Our topo seemed to have forgotten a pitch or two. By the time Jesse arrived, I was recommending the chimney. My palsied eyes finally saw a bolt belay on the right side of the chasm I perched in. Sometimes, mere proximity to bolts gives confidence even if you don’t clip them.
Jesse swung into the chimney from a cave below and powered over an overhanging exit marked by a bolt. I arrived to see him slumped on a ledge with walls all around. “I thought this was the end?” I said. “Me too,” he said blearily. I looked around the corner on the left for the 3rd class ledges that let us avoid the summit, but only saw yawning gaps and overhangs. Slithering my sandpaper over my lips, I headed up with half the rack, grimly determined to reach the summit. Two long cracks and a shallow gully brought me to “The Rescue Anchors,” enormous pieces of metal right below the summit cross. “Screw redundancy,” I rasped inwardly, and belayed Jesse to the summit.

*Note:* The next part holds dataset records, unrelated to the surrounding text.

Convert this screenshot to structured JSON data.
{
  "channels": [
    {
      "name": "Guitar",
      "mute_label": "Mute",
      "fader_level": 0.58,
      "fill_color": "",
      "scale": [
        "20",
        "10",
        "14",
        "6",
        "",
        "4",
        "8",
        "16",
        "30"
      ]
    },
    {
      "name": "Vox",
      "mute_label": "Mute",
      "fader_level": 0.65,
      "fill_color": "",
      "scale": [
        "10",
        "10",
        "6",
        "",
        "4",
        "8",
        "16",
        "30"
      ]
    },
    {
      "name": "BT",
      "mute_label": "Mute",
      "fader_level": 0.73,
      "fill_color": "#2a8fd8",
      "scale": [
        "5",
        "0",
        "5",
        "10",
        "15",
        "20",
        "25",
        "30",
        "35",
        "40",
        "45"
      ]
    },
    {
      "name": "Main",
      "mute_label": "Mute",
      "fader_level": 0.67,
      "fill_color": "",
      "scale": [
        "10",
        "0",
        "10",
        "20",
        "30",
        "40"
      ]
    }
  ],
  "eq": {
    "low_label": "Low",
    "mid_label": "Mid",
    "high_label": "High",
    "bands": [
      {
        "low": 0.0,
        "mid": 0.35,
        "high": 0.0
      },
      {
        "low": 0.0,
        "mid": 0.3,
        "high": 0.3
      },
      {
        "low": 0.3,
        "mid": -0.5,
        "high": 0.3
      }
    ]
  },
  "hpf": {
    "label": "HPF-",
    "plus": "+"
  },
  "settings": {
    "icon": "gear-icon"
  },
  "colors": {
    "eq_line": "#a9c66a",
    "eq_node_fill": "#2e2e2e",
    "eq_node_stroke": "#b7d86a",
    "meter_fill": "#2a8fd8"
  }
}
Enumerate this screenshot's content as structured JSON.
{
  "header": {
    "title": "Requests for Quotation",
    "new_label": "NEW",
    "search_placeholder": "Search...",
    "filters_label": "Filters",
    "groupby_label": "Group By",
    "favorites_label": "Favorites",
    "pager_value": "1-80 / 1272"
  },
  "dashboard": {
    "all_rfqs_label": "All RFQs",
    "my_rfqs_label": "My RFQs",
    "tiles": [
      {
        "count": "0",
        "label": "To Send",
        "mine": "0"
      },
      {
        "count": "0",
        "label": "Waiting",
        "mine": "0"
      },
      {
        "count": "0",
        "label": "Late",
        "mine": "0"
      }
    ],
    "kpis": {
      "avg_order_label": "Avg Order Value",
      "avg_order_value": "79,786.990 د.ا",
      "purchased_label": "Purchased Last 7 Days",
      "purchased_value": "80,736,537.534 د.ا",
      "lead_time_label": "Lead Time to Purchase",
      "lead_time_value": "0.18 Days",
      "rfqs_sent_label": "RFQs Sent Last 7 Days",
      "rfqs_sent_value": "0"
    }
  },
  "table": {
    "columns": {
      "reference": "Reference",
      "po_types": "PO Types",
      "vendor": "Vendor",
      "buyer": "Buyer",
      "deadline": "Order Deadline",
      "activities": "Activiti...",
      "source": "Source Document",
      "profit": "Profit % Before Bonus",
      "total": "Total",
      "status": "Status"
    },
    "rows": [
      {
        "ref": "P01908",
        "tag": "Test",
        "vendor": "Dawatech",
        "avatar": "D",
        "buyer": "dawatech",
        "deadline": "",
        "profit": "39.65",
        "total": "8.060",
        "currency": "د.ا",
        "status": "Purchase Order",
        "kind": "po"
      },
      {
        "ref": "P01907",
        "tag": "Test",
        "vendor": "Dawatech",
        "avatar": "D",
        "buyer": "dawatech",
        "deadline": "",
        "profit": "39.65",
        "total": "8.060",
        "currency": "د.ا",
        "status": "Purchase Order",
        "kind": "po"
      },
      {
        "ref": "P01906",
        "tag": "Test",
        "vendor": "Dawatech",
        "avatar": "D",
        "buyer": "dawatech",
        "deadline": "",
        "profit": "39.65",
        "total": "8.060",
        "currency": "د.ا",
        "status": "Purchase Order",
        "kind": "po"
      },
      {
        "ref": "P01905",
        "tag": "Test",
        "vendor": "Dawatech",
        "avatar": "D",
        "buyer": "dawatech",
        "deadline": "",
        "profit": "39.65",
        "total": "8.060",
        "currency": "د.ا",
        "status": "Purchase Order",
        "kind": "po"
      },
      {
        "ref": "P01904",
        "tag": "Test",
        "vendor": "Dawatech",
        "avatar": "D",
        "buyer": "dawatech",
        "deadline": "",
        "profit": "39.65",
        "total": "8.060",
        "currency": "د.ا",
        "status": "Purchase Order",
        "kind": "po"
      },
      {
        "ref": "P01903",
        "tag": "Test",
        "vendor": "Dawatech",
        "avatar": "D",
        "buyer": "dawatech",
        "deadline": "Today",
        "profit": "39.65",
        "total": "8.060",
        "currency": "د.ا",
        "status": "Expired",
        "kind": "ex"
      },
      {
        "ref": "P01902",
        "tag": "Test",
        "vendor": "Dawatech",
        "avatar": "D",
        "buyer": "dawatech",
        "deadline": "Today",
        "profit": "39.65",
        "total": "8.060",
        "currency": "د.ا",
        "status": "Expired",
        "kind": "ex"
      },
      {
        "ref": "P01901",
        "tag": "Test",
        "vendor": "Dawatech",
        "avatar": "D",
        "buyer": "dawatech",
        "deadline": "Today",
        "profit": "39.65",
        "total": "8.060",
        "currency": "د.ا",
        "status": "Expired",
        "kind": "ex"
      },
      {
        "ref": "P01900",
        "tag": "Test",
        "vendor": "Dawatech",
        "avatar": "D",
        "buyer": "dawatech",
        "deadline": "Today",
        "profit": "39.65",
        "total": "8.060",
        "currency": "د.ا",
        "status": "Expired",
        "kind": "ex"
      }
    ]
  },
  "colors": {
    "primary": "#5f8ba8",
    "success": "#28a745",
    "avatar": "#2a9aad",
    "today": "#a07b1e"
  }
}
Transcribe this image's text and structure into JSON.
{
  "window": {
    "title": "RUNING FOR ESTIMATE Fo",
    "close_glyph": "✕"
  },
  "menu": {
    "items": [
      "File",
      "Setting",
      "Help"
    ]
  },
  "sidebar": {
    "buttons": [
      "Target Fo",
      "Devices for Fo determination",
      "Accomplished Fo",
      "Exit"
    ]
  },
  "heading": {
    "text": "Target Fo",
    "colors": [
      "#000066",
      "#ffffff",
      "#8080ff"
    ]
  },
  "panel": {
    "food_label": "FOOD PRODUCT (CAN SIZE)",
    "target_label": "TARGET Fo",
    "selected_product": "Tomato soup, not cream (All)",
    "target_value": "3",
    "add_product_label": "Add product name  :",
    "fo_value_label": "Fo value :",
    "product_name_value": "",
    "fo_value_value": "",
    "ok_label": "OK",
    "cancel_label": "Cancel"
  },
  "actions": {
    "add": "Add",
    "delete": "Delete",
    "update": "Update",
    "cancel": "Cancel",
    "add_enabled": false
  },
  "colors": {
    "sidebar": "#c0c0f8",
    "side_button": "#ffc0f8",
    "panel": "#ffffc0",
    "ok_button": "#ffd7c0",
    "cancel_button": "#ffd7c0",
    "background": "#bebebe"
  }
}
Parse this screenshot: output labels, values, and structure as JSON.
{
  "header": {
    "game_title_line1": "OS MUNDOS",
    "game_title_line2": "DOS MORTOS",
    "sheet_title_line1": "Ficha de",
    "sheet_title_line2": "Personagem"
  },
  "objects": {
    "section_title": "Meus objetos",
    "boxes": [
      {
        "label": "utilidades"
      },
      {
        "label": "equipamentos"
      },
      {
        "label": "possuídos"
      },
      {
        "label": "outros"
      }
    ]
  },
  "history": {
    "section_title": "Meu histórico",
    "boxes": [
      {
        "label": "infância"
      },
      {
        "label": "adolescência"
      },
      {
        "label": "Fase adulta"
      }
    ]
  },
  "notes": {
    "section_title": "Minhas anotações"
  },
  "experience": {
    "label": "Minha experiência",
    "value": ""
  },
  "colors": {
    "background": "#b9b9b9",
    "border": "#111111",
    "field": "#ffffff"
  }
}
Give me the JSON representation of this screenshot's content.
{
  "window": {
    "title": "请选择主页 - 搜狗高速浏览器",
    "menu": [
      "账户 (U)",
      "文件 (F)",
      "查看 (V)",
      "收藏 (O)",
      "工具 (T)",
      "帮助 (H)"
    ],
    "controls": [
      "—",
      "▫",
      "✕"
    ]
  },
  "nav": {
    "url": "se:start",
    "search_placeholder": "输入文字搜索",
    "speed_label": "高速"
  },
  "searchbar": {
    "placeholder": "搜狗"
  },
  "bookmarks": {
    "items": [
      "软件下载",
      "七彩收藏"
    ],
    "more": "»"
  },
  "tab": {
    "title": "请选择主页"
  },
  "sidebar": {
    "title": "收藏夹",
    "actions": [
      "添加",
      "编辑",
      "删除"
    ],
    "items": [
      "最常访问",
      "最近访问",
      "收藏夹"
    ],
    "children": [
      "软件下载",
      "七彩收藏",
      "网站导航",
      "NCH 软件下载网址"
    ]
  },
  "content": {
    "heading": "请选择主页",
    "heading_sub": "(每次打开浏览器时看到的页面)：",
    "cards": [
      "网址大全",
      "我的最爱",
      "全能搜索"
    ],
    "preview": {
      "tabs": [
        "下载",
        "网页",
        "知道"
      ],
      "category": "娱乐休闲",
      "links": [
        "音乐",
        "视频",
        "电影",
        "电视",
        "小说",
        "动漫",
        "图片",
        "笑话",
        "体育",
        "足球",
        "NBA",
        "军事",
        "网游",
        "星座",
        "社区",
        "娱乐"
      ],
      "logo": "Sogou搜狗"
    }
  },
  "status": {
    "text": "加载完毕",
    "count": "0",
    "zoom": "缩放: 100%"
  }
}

W00t! Desperately afraid of missing dinner and cold drinks, we scurried down the normal way, scrambling non-stop until we had the Stripsenjochhaus in sight. I tried to call them and tell them we were coming. Ready the masseuse! But the phone didn’t work. Just when I try getting into this “always carry a cell phone” thing…
After one of the rappels Jesse said, “hey I found a pool!” From the delicious slurping sounds above, I gathered he’d found a way to drink from it. I was too tired to climb back up. “I’ll get the next one!” I said. But darn, I missed that one too, only recognizing my mistake when I heard the slurping up and behind me. On the final rappels Jesse looked considerably refreshed. For example his eyelids could open and close at will, they were that moist!
At the hut, determined not to endure another Kafka-esque comedy, I loudly declaimed my desire for chits and threw money at anyone who looked vaguely interested in taking it. Eventually we had plates of spaghetti and glasses of Radler, coke and spetzi before us. We began to recover slowly from our “warm up climb.” :D